A shoplifter who claimed he was left suicidal after being tasered by police has lost his case, with a High Court judge concluding that he was “squaring up for a fight”.
Paul McClelland sought damages against Chief Constable Giles York of Sussex Police after he was hit with a stun gun as officers attempted to apprehend him in a Brighton car park in July 2013.
The 42-year-old, who was pursued by police for shoplifting in a Sainsbury’s and assaulting a security guard, claimed excessive forced had been used against him when he was surrendering.
He said the incident left him feeling suicidal.
An internal police investigation rejected the allegation and concluded that McClelland was a danger to the officers and the public.
Throwing out the case at Brighton County Court, High Court judge Jonathan Simpkiss said McClelland had “considerable antipathy” towards the police and was “squaring up for a fight”.
He said it was “quite clear the claimant posed a threat to officers”.
McClelland’s solicitor Sophie Khan called the decision “bizarre” and “perverse” and said he was considering an appeal.
“Paul is very disappointed,” she said. “The findings don’t make any sense compared to the evidence.
“If you look at the CCTV the man has his arms in the air in a surrender pose. It’s perverse.”
In footage from a camera worn by PC Charlotte Grant, a shirtless McClelland is seen with officers in the car park.
PC Grant shouts: “Get on the floor, there is a red dot on your chest.”
“Taser, Taser, Taser,” the officer then shouts as the stun gun is used.
In the clip, McClelland can be seen falling to the ground before another officer kicks him in the leg.
PC Grant says: “There are two barbs in your back, which will be removed. There will be no lasting effects from the Taser.”
McClelland was asked how he was feeling after he was handcuffed. He was later convicted of theft, common assault and admitted obstructing a police officer, and was given a community order.

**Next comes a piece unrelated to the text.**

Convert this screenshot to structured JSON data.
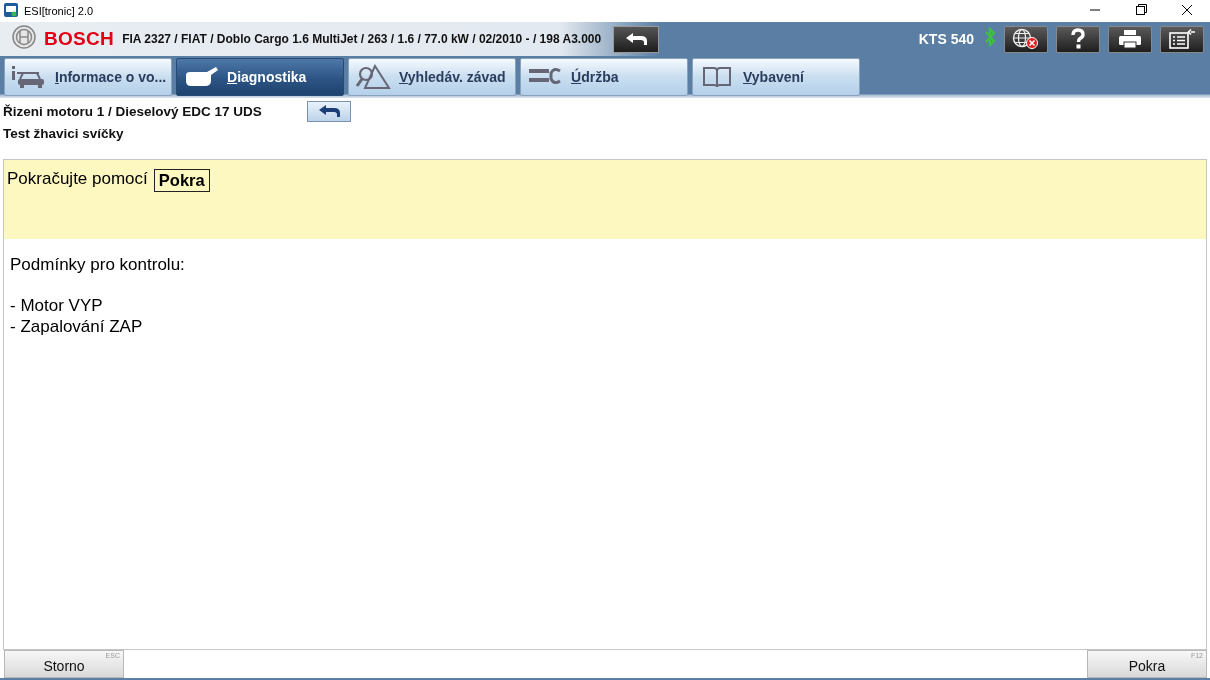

According to court papers, he admitted he was drunk during the incident and that he wanted to “fight them all” as he was confronted by officers.
Judge Simpkiss said it was “objectively reasonable” for the officers to use a Taser and that McClelland was not seriously injured.
The judge said there was no evidence to support claims about any psychological trauma.